Young people who identify as Democrats are more engaged in the midterm elections this year than their Republican counterparts. According to the latest wave of the MTV/AP-NORC Youth Political Pulse survey of young people age 15-34, young Democrats are more inclined than young Republicans to consider their generation as motivated to make changes for the better, more prone to encourage friends to vote, and more likely to plan to vote themselves.
While overall only a third of young people age 18-34 expect to vote on November 6, 41 percent of young Democrats say they are certain to vote compared with 28 percent of young Republicans.
Fifty-four percent of young people say voting in November is very important, including 64 percent of young Democrats and 52 percent of young Republicans. Young Democrats are more apt than young Republicans to encourage a friend to vote: 46 percent compared with 37 percent of young Republicans.

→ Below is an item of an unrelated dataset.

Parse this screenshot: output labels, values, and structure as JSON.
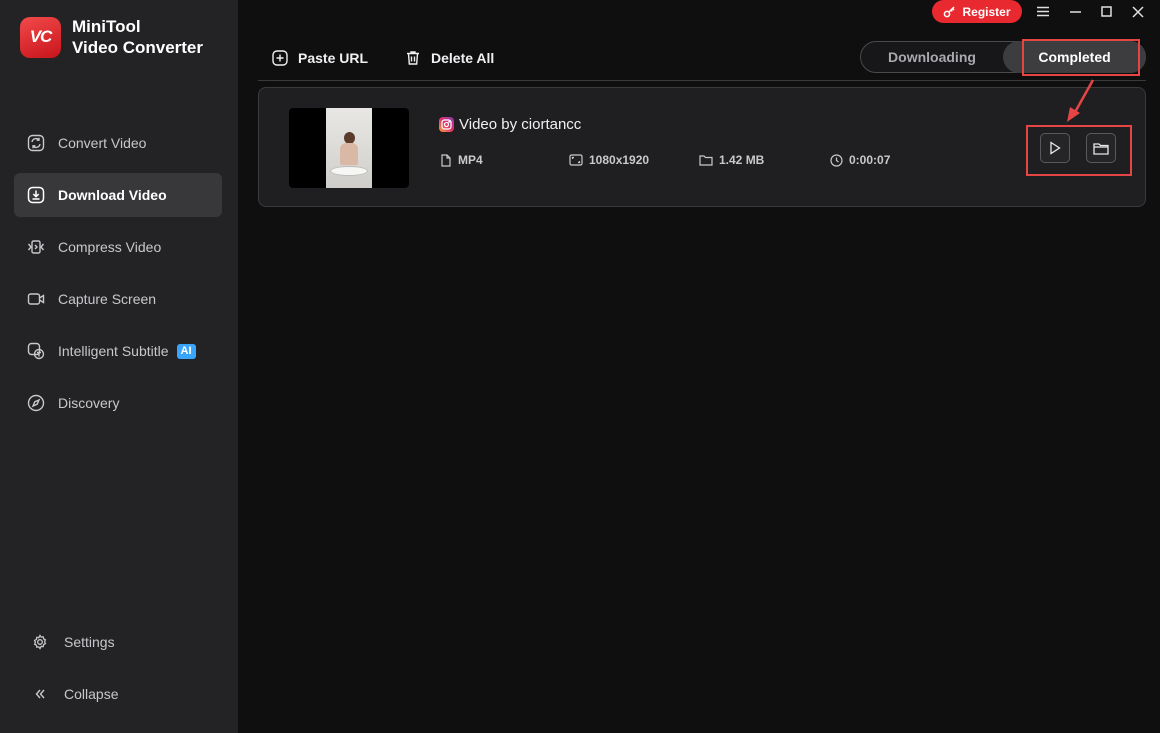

The survey also finds that two-thirds of young people favor universal health care, tuition-free college education for all Americans, and an increased minimum wage. About 6 in 10 would like to see guaranteed employment, an end to government surveillance of private communications, and legalization of recreational use of marijuana. Only about 4 in 10 support reducing government regulation or repealing the income tax. In fact, most young people view government as a source for good in society. Fifty-eight percent regard the federal government as a protector of life and liberty; 39 percent consider the federal government as a threat. And most would like to see Washington do more to assist its disadvantaged citizens. Fifty-six percent think the government should do more to help needy Americans; 42 percent say it can’t afford to do anything more.
This survey is the fifth in a multiwave series that takes the political pulse of the newest generation of voters as the November 2018 midterm elections approach. This nationwide poll by MTV and The AP-NORC Center was conducted September 20-October 8, 2018, using AmeriSpeak®, the probability-based panel of NORC at the University of Chicago. It surveyed a total of 1,052 young people age 15-34.